The last POV is Cassandra Marius – a prostitute and assassin with a penchant for being, let me put this frankly, quite stabby stabby. There is also something else that lurks behind Cassandra’s facade, something which she would do absolutely anything to be free from. A voice lives inside her head. So, together, Cassandra and the entity within her mind must take on one of the most dangerous hits they’ve ever been contracted to do. One that could bring a maelstrom of war upon the two nations of Kisia and Chiltae. But with the promise of seeing a Witchdoctor to cure her predicament, this is a hit she can’t refuse.

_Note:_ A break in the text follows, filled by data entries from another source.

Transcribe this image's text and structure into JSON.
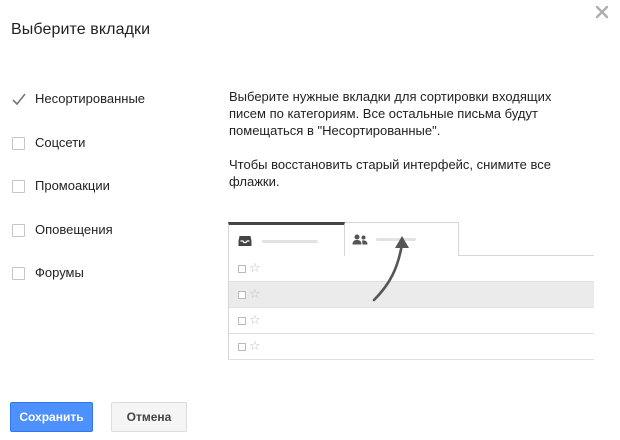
{
  "dialog": {
    "title": "Выберите вкладки",
    "close_icon": "close-icon"
  },
  "categories": [
    {
      "label": "Несортированные",
      "checked": true
    },
    {
      "label": "Соцсети",
      "checked": false
    },
    {
      "label": "Промоакции",
      "checked": false
    },
    {
      "label": "Оповещения",
      "checked": false
    },
    {
      "label": "Форумы",
      "checked": false
    }
  ],
  "description": {
    "paragraph_1": "Выберите нужные вкладки для сортировки входящих писем по категориям. Все остальные письма будут помещаться в \"Несортированные\".",
    "paragraph_2": "Чтобы восстановить старый интерфейс, снимите все флажки."
  },
  "preview": {
    "tabs": [
      {
        "icon": "inbox-icon",
        "active": true
      },
      {
        "icon": "people-icon",
        "active": false
      }
    ],
    "rows": [
      {
        "shaded": false
      },
      {
        "shaded": true
      },
      {
        "shaded": false
      },
      {
        "shaded": false
      }
    ]
  },
  "buttons": {
    "save_label": "Сохранить",
    "cancel_label": "Отмена"
  },
  "colors": {
    "primary_button": "#4d90fe",
    "checkmark": "#777777"
  }
}
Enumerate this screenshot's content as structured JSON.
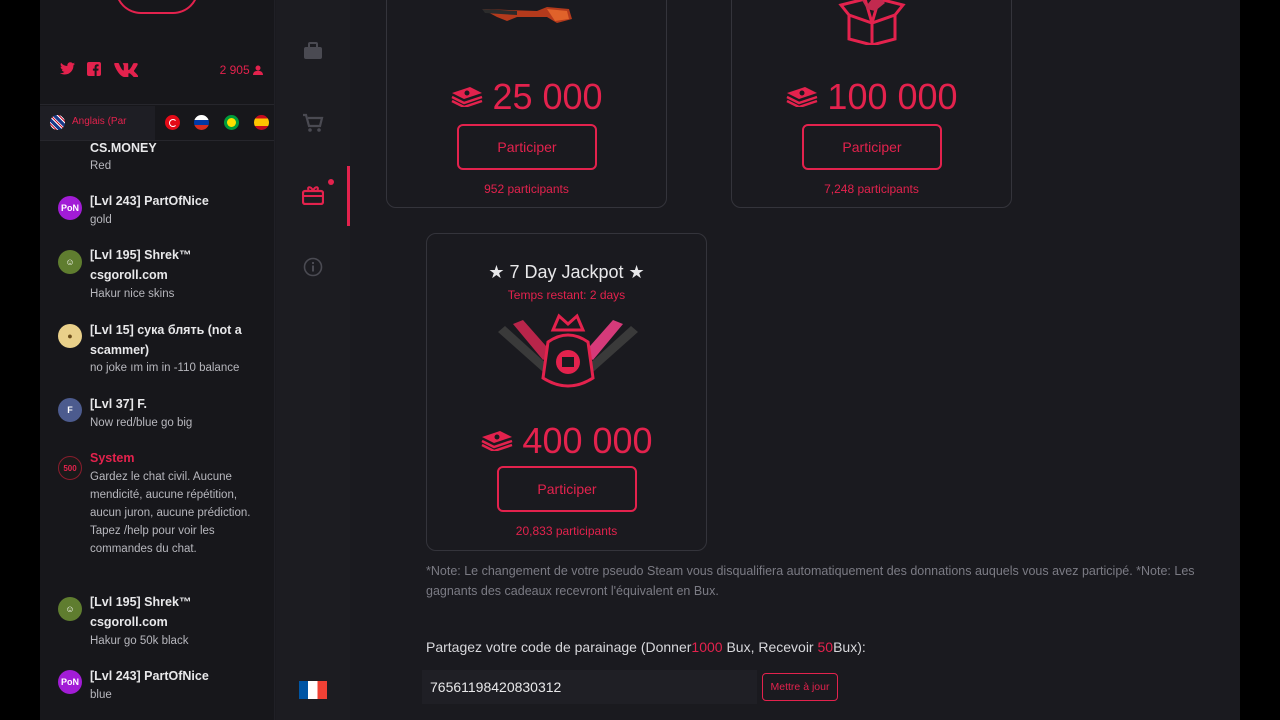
{
  "social": {
    "icons": [
      "twitter-icon",
      "facebook-icon",
      "vk-icon"
    ],
    "online_count": "2 905"
  },
  "language": {
    "current_label": "Anglais (Par",
    "flags": [
      "turkey",
      "russia",
      "brazil",
      "spain"
    ]
  },
  "chat": {
    "partial_top": {
      "name": "CS.MONEY",
      "text": "Red"
    },
    "messages": [
      {
        "name": "[Lvl 243] PartOfNice",
        "text": "gold",
        "avatar": "PoN"
      },
      {
        "name": "[Lvl 195] Shrek™ csgoroll.com",
        "text": "Hakur nice skins",
        "avatar": "shrek"
      },
      {
        "name": "[Lvl 15] сука блять (not a scammer)",
        "text": "no joke ım im in -110 balance",
        "avatar": "doge"
      },
      {
        "name": "[Lvl 37] F.",
        "text": "Now red/blue go big",
        "avatar": "f"
      },
      {
        "name": "System",
        "text": "Gardez le chat civil. Aucune mendicité, aucune répétition, aucun juron, aucune prédiction. Tapez /help pour voir les commandes du chat.",
        "avatar": "500"
      },
      {
        "name": "[Lvl 195] Shrek™ csgoroll.com",
        "text": "Hakur go 50k black",
        "avatar": "shrek"
      },
      {
        "name": "[Lvl 243] PartOfNice",
        "text": "blue",
        "avatar": "PoN"
      }
    ]
  },
  "nav": {
    "items": [
      "briefcase-icon",
      "cart-icon",
      "gift-icon",
      "info-icon"
    ],
    "language_flag": "france"
  },
  "giveaways": [
    {
      "amount": "25 000",
      "button": "Participer",
      "participants": "952 participants"
    },
    {
      "amount": "100 000",
      "button": "Participer",
      "participants": "7,248 participants"
    },
    {
      "title": "★ 7 Day Jackpot ★",
      "time_left": "Temps restant: 2 days",
      "amount": "400 000",
      "button": "Participer",
      "participants": "20,833 participants"
    }
  ],
  "note": "*Note: Le changement de votre pseudo Steam vous disqualifiera automatiquement des donnations auquels vous avez participé. *Note: Les gagnants des cadeaux recevront l'équivalent en Bux.",
  "referral": {
    "label_part1": "Partagez votre code de parainage (Donner",
    "give_amount": "1000",
    "label_part2": " Bux, Recevoir ",
    "receive_amount": "50",
    "label_part3": "Bux):",
    "code": "76561198420830312",
    "update_button": "Mettre à jour"
  },
  "colors": {
    "accent": "#e3224d",
    "background": "#1a1a1f",
    "panel": "#17171b"
  }
}
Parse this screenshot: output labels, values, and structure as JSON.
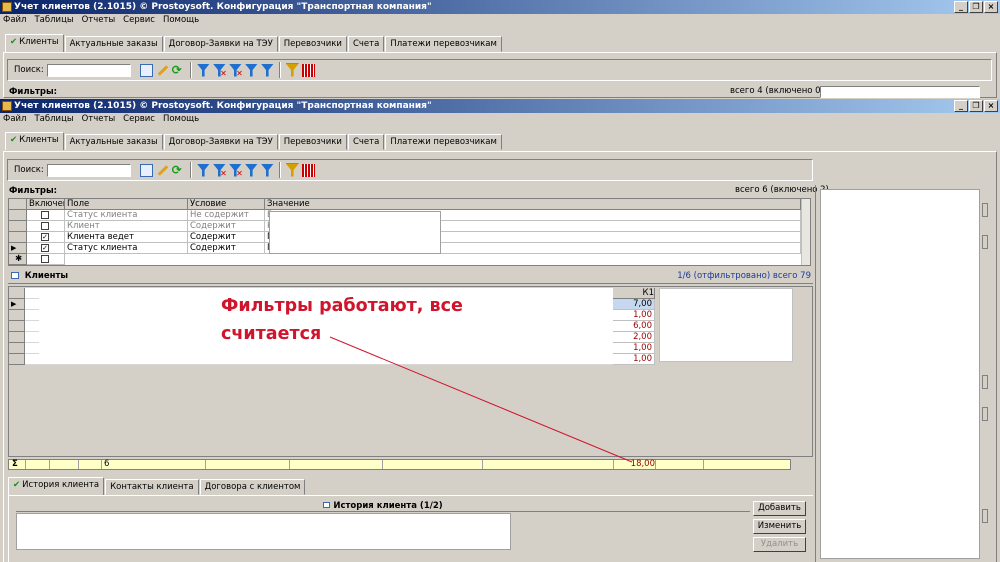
{
  "window": {
    "title": "Учет клиентов (2.1015) © Prostoysoft. Конфигурация \"Транспортная компания\""
  },
  "menu": [
    "Файл",
    "Таблицы",
    "Отчеты",
    "Сервис",
    "Помощь"
  ],
  "tabs": [
    "Клиенты",
    "Актуальные заказы",
    "Договор-Заявки на ТЭУ",
    "Перевозчики",
    "Счета",
    "Платежи перевозчикам"
  ],
  "toolbar": {
    "search_label": "Поиск:"
  },
  "bg": {
    "filters_label": "Фильтры:",
    "filters_total": "всего 4 (включено 0)"
  },
  "filters": {
    "label": "Фильтры:",
    "total": "всего 6 (включено 2)",
    "columns": [
      "Включен",
      "Поле",
      "Условие",
      "Значение"
    ],
    "rows": [
      {
        "field": "Статус клиента",
        "cond": "Не содержит",
        "value": "В",
        "checked": false,
        "dim": true
      },
      {
        "field": "Клиент",
        "cond": "Содержит",
        "value": "К",
        "checked": false,
        "dim": true
      },
      {
        "field": "Клиента ведет",
        "cond": "Содержит",
        "value": "П",
        "checked": true,
        "dim": false
      },
      {
        "field": "Статус клиента",
        "cond": "Содержит",
        "value": "П",
        "checked": true,
        "dim": false
      }
    ]
  },
  "clients": {
    "title": "Клиенты",
    "count": "1/6 (отфильтровано) всего 79",
    "k1_header": "К1",
    "k1_values": [
      "7,00",
      "1,00",
      "6,00",
      "2,00",
      "1,00",
      "1,00"
    ],
    "footer_count": "6",
    "footer_sum": "18,00"
  },
  "annotation": {
    "line1": "Фильтры работают, все",
    "line2": "считается"
  },
  "bottom": {
    "tabs": [
      "История клиента",
      "Контакты клиента",
      "Договора с клиентом"
    ],
    "history_title": "История клиента (1/2)",
    "buttons": {
      "add": "Добавить",
      "edit": "Изменить",
      "delete": "Удалить"
    }
  },
  "colors": {
    "titlebar": "#0a246a",
    "footer": "#ffffc8",
    "annotation": "#d0142c",
    "k1_selected": "#c6d8f0"
  }
}
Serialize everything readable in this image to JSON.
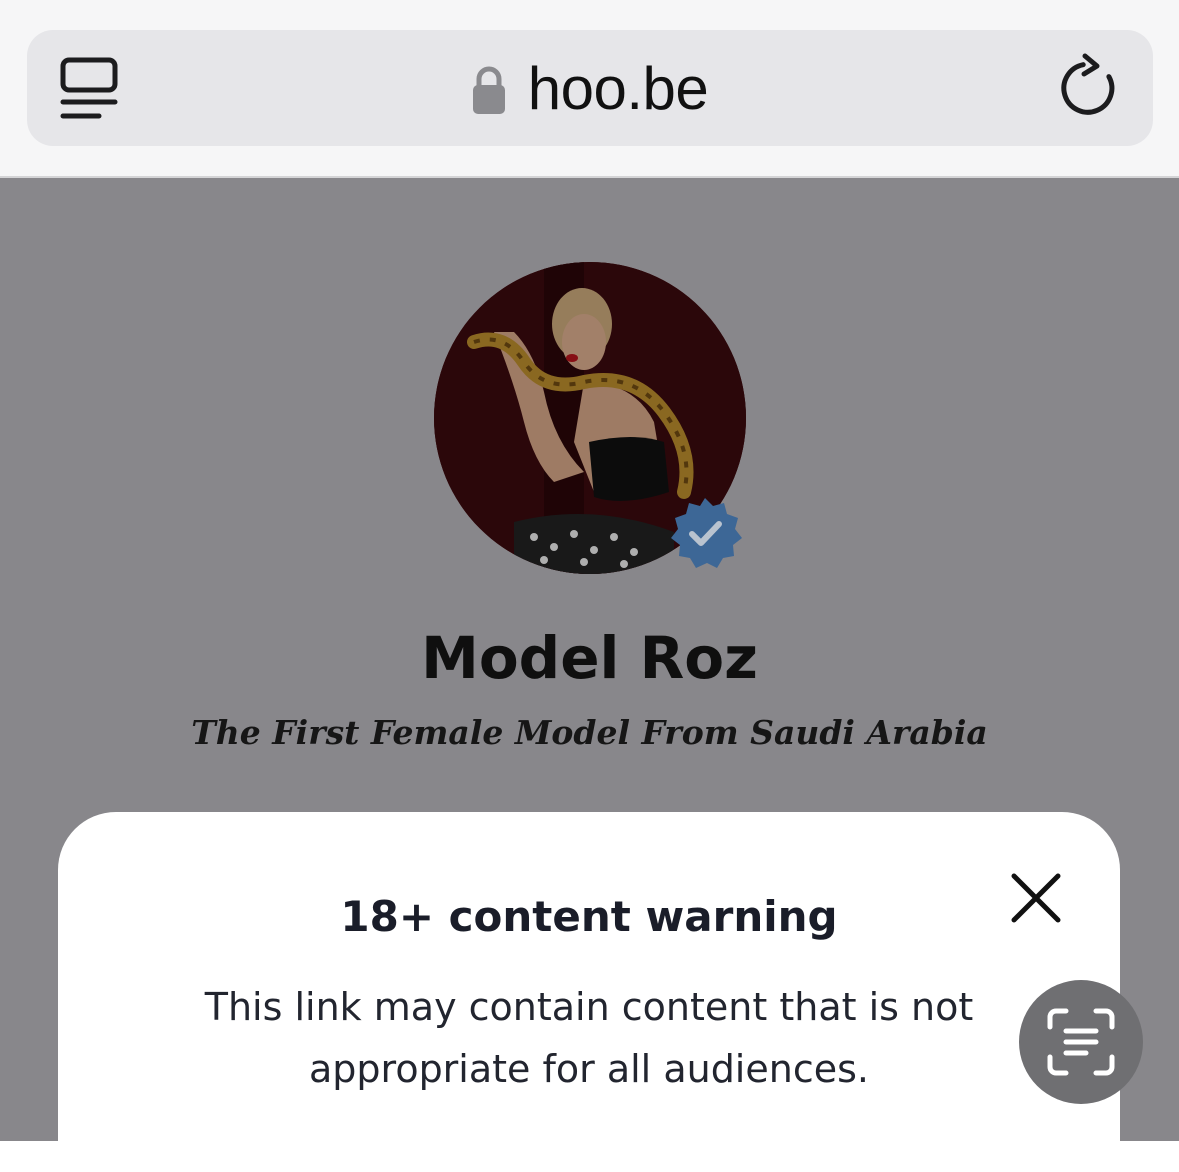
{
  "browser": {
    "url": "hoo.be",
    "icons": {
      "tabs": "tabs-icon",
      "lock": "lock-icon",
      "reload": "reload-icon"
    }
  },
  "profile": {
    "name": "Model Roz",
    "tagline": "The First Female Model From Saudi Arabia",
    "verified": true
  },
  "modal": {
    "title": "18+ content warning",
    "body_line1": "This link may contain content that is not",
    "body_line2": "appropriate for all audiences."
  },
  "colors": {
    "overlay": "#88878b",
    "verified_badge": "#3d6796",
    "fab": "#6f6f72"
  }
}
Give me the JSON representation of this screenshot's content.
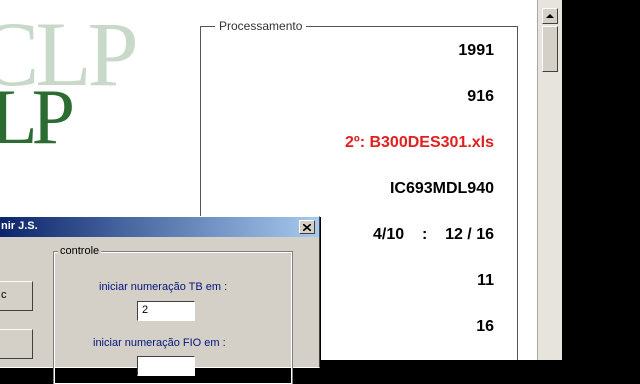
{
  "logo": {
    "big_text": "CLP",
    "small_text": "LP"
  },
  "processing": {
    "title": "Processamento",
    "values": [
      {
        "text": "1991",
        "color": "#000000"
      },
      {
        "text": "916",
        "color": "#000000"
      },
      {
        "text": "2º: B300DES301.xls",
        "color": "#e02020"
      },
      {
        "text": "IC693MDL940",
        "color": "#000000"
      },
      {
        "text": "4/10    :    12 / 16",
        "color": "#000000"
      },
      {
        "text": "11",
        "color": "#000000"
      },
      {
        "text": "16",
        "color": "#000000"
      }
    ]
  },
  "dialog": {
    "title": "nir J.S.",
    "close_symbol": "×",
    "left_button_label": "c",
    "group_label": "controle",
    "tb_label": "iniciar numeração TB em :",
    "tb_value": "2",
    "fio_label": "iniciar numeração FIO em :",
    "fio_value": ""
  }
}
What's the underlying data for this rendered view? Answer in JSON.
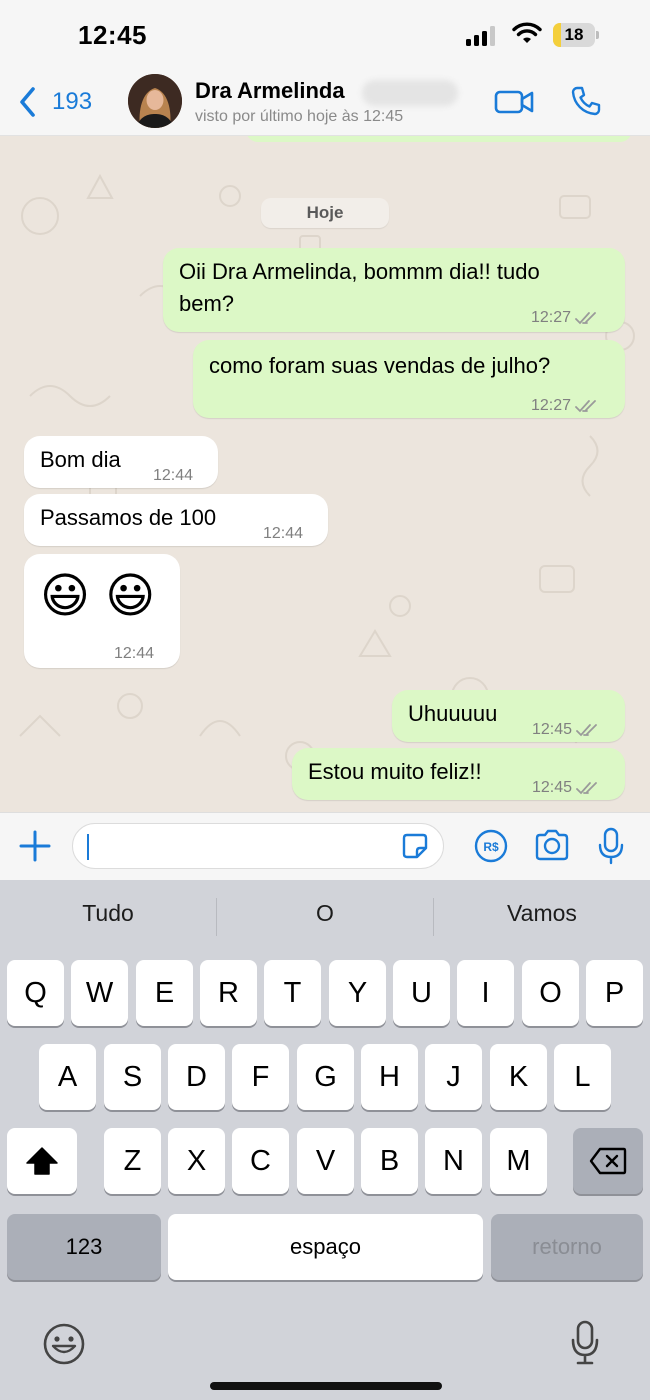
{
  "status_bar": {
    "time": "12:45",
    "battery": "18",
    "battery_level": 0.18,
    "icons": [
      "signal-icon",
      "wifi-icon",
      "battery-icon"
    ]
  },
  "header": {
    "back_count": "193",
    "contact_name": "Dra Armelinda",
    "contact_status": "visto por último hoje às 12:45",
    "icons": [
      "chevron-left-icon",
      "video-call-icon",
      "phone-icon"
    ]
  },
  "chat": {
    "date_label": "Hoje",
    "messages": [
      {
        "direction": "out",
        "text": "Oii Dra Armelinda, bommm dia!! tudo",
        "text2": "bem?",
        "time": "12:27",
        "status": "read"
      },
      {
        "direction": "out",
        "text": "como foram suas vendas de julho?",
        "time": "12:27",
        "status": "read"
      },
      {
        "direction": "in",
        "text": "Bom dia",
        "time": "12:44"
      },
      {
        "direction": "in",
        "text": "Passamos de 100",
        "time": "12:44"
      },
      {
        "direction": "in",
        "text": "😃 😃",
        "time": "12:44"
      },
      {
        "direction": "out",
        "text": "Uhuuuuu",
        "time": "12:45",
        "status": "read"
      },
      {
        "direction": "out",
        "text": "Estou muito feliz!!",
        "time": "12:45",
        "status": "read"
      }
    ]
  },
  "input_bar": {
    "value": "",
    "icons": [
      "plus-icon",
      "sticker-icon",
      "pix-payment-icon",
      "camera-icon",
      "microphone-icon"
    ]
  },
  "keyboard": {
    "suggestions": [
      "Tudo",
      "O",
      "Vamos"
    ],
    "row1": [
      "Q",
      "W",
      "E",
      "R",
      "T",
      "Y",
      "U",
      "I",
      "O",
      "P"
    ],
    "row2": [
      "A",
      "S",
      "D",
      "F",
      "G",
      "H",
      "J",
      "K",
      "L"
    ],
    "row3": [
      "Z",
      "X",
      "C",
      "V",
      "B",
      "N",
      "M"
    ],
    "numbers_key": "123",
    "space_key": "espaço",
    "return_key": "retorno",
    "icons": [
      "shift-icon",
      "backspace-icon",
      "emoji-icon",
      "dictation-icon"
    ]
  },
  "colors": {
    "accent": "#1a7bd8",
    "outgoing_bubble": "#dcf8c6",
    "incoming_bubble": "#ffffff",
    "chat_background": "#ece5dd",
    "keyboard_background": "#d1d3d9",
    "battery_fill": "#f4cf3b"
  }
}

There were an abundance of traits I loved about each character – from Miko’s stubbornness to Rah’s strong moral compass and earnestness; these characters are ones that feel very much alive and who’s plight I became consumed by. Yet, if I were to choose a favourite, it would be my beloved Cassandra. Darkly humorous, damaged, quick tempered, there was never a dull moment when Cassandra entered the scene. Her inner monologues made for many laugh out loud moments, and her foul-mouthed quips delighted me no end! Madson most definitely shines in her characterisation, I cannot wait to see the shape these characters take as the series progresses.
‘It would have been easier to slit his throat than to talk to him.’
In terms of world building, Madson delivers a stellar job. The setting is that of ancient feudal Japan, and with the current release of more Asian-inspired fantasy novels, this is fast becoming one of my favourite settings. We see that Madson pays much attention to detail as she encompasses the Levanti race with deeply rich and unique culture. I loved their devotion to their horses, and the rituals they had to undertake before becoming fully fledged warriors. The magic system is very subtle in this first instalment; we are not given much explanation, particularly when concerning the powers of the priest’s son, Leo, and Cassandra’s inner voice; but nevertheless I enjoyed the mystery of it. Then as the novel progressed, I felt there were very clever turns of events which were skilfully weaved into the plot to connect the three POV’s together, and to deliver a cracking ending.
Political warfare, thrilling action scenes, endearing characters and a twisty twisty plot, this ticked all the right boxes for me. Devin Madson is certainly an author to keep your eye on, this book was a little more than addictive to read. We Ride the Storm, nah, We Revere the Storm!
ARC provided by Orbit UK in exchange for an honest review. Thank you for the copy! We Ride the Storm is out now!